It was refreshing to read our old intern, St. John Barned-Smith, writing in Phawker the other day about his passage to India. He had me at "the air felt like a thick, wet sock."
He was talking about the weather on the islands off Mumbai. Made me think we had it made in Philly where my thermometer quit rising yesterday at 100.
St. John's been on an extended tour since finishing a two-year stint in rural Paraguay with the Peace Corps. He left Katmandu for Delhi. That's where he was met by heat that caused him to summon new words to describe misery.
It was 8 o'clock in the evening. The temperature outside, a brisk 109 degrees.
How do they hang in a country of 1.2 billion where air conditioning is not so common?
I asked St. John to let Blinq's faithful, sweaty readers in on some local tips for staying cool in punishing temperatures when money is tight and you need relief now. He wrote us this:
Indians have had plenty of time to learn to deal with the heat. Earlier today, I checked in with a few of my friends here to find their best strategies. Here they are:

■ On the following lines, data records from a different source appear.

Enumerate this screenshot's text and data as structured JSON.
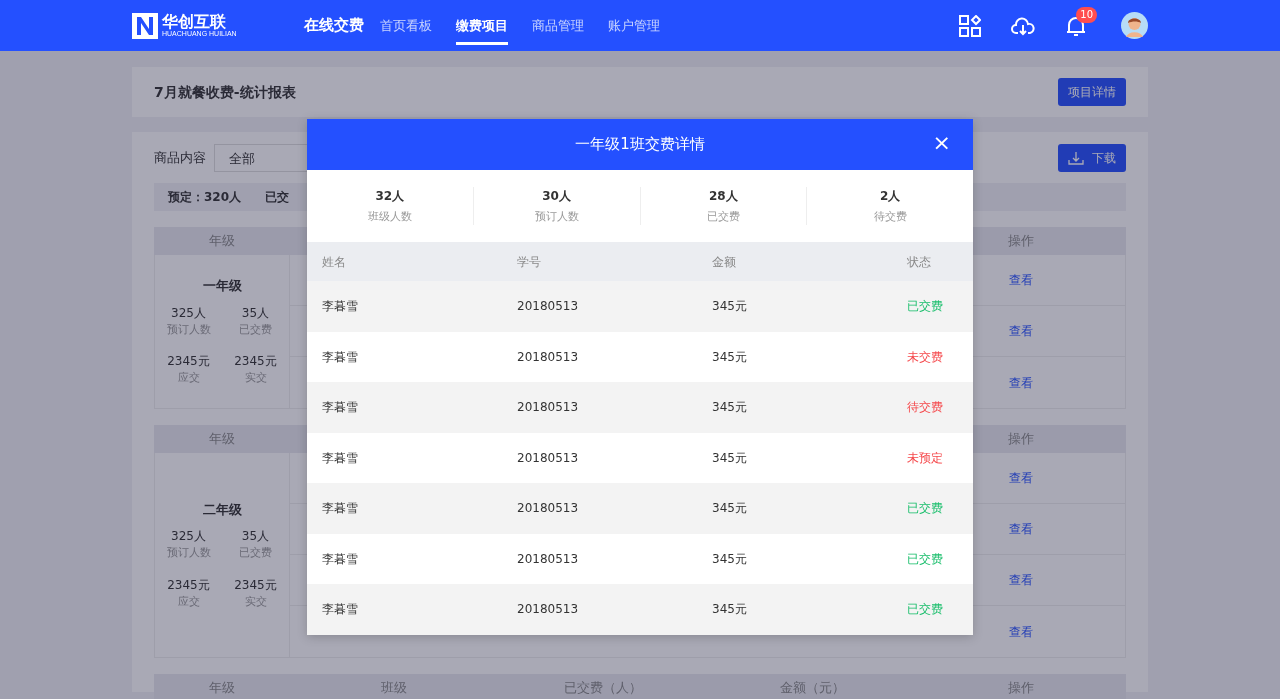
{
  "nav": {
    "logo_text": "华创互联",
    "logo_subtext": "HUACHUANG HUILIAN",
    "app_title": "在线交费",
    "tabs": [
      {
        "label": "首页看板",
        "selected": false
      },
      {
        "label": "缴费项目",
        "selected": true
      },
      {
        "label": "商品管理",
        "selected": false
      },
      {
        "label": "账户管理",
        "selected": false
      }
    ],
    "notification_count": "10"
  },
  "page": {
    "title": "7月就餐收费-统计报表",
    "detail_button": "项目详情",
    "filter_label": "商品内容",
    "filter_value": "全部",
    "download_button": "下载",
    "summary": [
      "预定：320人",
      "已交"
    ]
  },
  "grades": [
    {
      "header": [
        "年级",
        "操作"
      ],
      "name": "一年级",
      "stats": [
        {
          "value": "325人",
          "label": "预订人数"
        },
        {
          "value": "35人",
          "label": "已交费"
        },
        {
          "value": "2345元",
          "label": "应交"
        },
        {
          "value": "2345元",
          "label": "实交"
        }
      ],
      "rows": [
        {
          "action": "查看"
        },
        {
          "action": "查看"
        },
        {
          "action": "查看"
        }
      ]
    },
    {
      "header": [
        "年级",
        "操作"
      ],
      "name": "二年级",
      "stats": [
        {
          "value": "325人",
          "label": "预订人数"
        },
        {
          "value": "35人",
          "label": "已交费"
        },
        {
          "value": "2345元",
          "label": "应交"
        },
        {
          "value": "2345元",
          "label": "实交"
        }
      ],
      "rows": [
        {
          "action": "查看"
        },
        {
          "action": "查看"
        },
        {
          "action": "查看"
        },
        {
          "action": "查看"
        }
      ]
    }
  ],
  "last_header": [
    "年级",
    "班级",
    "已交费（人）",
    "金额（元）",
    "操作"
  ],
  "modal": {
    "title": "一年级1班交费详情",
    "close": "×",
    "stats": [
      {
        "value": "32人",
        "label": "班级人数"
      },
      {
        "value": "30人",
        "label": "预订人数"
      },
      {
        "value": "28人",
        "label": "已交费"
      },
      {
        "value": "2人",
        "label": "待交费"
      }
    ],
    "columns": [
      "姓名",
      "学号",
      "金额",
      "状态"
    ],
    "rows": [
      {
        "name": "李暮雪",
        "id": "20180513",
        "amount": "345元",
        "status": "已交费",
        "kind": "paid"
      },
      {
        "name": "李暮雪",
        "id": "20180513",
        "amount": "345元",
        "status": "未交费",
        "kind": "unpaid"
      },
      {
        "name": "李暮雪",
        "id": "20180513",
        "amount": "345元",
        "status": "待交费",
        "kind": "unpaid"
      },
      {
        "name": "李暮雪",
        "id": "20180513",
        "amount": "345元",
        "status": "未预定",
        "kind": "unpaid"
      },
      {
        "name": "李暮雪",
        "id": "20180513",
        "amount": "345元",
        "status": "已交费",
        "kind": "paid"
      },
      {
        "name": "李暮雪",
        "id": "20180513",
        "amount": "345元",
        "status": "已交费",
        "kind": "paid"
      },
      {
        "name": "李暮雪",
        "id": "20180513",
        "amount": "345元",
        "status": "已交费",
        "kind": "paid"
      }
    ]
  }
}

Drinks, drinks, drinks. There’s an abundance of fruit here, and it goes just great in fresh sodas, shakes, and lassis. Specifically, Fresh Lime Soda – Just about every ex-pat I’ve talked to asked me, “Have you had a fresh lime soda?” This is India’s Sprite. Visit any metropolitan center here, and you’ll see food carts covered with glass bottles and mountains of limes. The procedure is pretty simple. A soda maker squeezes limes over a bottle holding a saccharine and soda water mix. After wards, he drops a pinch of salt into the drink, and gives it a little shake. Drink immediately.
I tried one earlier today. The salt offset the sugar and the lime’s tang, and it was a little more viscous than usual. Sort of a homemade, sparkling Gatorade.
In many parts of the country, another go-to favorite is coconut water. Coconut sellers tend to piles and piles of the things, and for the equivalent of 30 cents, they’ll take a sickle, lop off the thick rind, and whack a little hole into the fruit. Plop in a straw, and you’ve got a semi-sweet single serving of water/juice that ends just as you’re getting into the groove.
Lassis and buttermilk are two other staples. Lassis are basically yogurt shakes. If you’ve ever eaten Indian food stateside, you might have gotten a mango version. Here, local flavors tend more to banana lassis or plain lassis, and they often aren’t very sweet.
Buttermilk is another savory, milk-based beverage. Indians mix yogurt with water and salt, and (if they’re looking for a spicy kick,) curry, green chili peppers, and ginger.
There are a few other tricks too. There’s a preponderance of tile in many of the houses here, which allegedly helps houses stay cool longer. (Although I’m not totally sure about this - during my stay in Delhi, I could feel heat radiating off of the walls and floor of my friends’ house.)
Obviously many people here don’t have AC. Instead, I learned, many people here pour water onto their floors at night, or spray their curtains with water. Presto – instant cooling!
Praise the Lord and pass the buttermilk.